Page and application data records:
════════════════════
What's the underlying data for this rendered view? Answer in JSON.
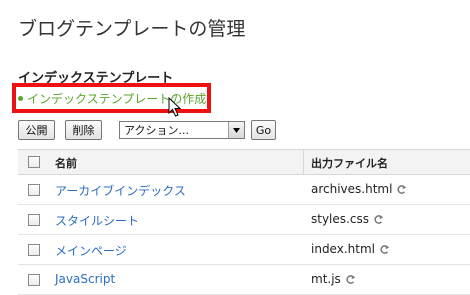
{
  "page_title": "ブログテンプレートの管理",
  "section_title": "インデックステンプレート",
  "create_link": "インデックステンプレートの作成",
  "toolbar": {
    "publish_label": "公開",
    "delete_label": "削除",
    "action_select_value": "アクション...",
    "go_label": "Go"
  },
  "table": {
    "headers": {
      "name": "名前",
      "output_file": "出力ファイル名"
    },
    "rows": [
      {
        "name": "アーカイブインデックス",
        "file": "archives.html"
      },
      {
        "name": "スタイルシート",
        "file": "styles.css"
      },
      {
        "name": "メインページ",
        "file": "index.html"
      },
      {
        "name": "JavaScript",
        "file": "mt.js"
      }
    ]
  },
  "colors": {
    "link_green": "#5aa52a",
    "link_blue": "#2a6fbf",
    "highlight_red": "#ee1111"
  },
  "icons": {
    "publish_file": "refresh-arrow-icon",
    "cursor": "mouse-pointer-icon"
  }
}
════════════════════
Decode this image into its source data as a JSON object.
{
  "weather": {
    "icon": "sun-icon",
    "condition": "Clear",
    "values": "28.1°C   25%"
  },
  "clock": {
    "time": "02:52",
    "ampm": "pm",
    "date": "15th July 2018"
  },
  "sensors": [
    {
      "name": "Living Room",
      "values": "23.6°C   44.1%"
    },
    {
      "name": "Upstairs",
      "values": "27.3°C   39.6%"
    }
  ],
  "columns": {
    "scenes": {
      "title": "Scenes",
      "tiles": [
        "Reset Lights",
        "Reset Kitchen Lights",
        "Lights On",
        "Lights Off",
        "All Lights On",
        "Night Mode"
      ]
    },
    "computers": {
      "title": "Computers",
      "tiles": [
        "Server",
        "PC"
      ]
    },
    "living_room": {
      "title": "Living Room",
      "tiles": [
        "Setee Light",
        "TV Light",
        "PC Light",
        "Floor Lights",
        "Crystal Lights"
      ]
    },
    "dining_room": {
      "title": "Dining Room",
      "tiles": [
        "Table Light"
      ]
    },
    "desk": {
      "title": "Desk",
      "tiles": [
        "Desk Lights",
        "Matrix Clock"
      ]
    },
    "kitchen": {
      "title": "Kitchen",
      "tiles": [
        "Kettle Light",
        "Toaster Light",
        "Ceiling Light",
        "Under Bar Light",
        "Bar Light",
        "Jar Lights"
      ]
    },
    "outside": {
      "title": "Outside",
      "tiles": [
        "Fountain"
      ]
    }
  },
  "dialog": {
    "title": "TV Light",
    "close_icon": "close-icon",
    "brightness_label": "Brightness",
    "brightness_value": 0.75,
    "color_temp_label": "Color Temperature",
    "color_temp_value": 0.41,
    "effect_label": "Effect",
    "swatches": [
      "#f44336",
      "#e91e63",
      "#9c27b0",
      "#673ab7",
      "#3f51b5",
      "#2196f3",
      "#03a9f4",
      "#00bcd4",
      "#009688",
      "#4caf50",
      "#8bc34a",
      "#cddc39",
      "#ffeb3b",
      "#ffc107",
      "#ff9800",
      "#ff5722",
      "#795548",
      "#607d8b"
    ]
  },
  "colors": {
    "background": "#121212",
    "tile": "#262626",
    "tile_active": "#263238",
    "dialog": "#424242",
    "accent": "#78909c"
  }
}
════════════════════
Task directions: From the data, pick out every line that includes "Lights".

Solved problem:
        "Reset Lights",
        "Reset Kitchen Lights",
        "Lights On",
        "Lights Off",
        "All Lights On",
        "Floor Lights",
        "Crystal Lights"
        "Desk Lights",
        "Jar Lights"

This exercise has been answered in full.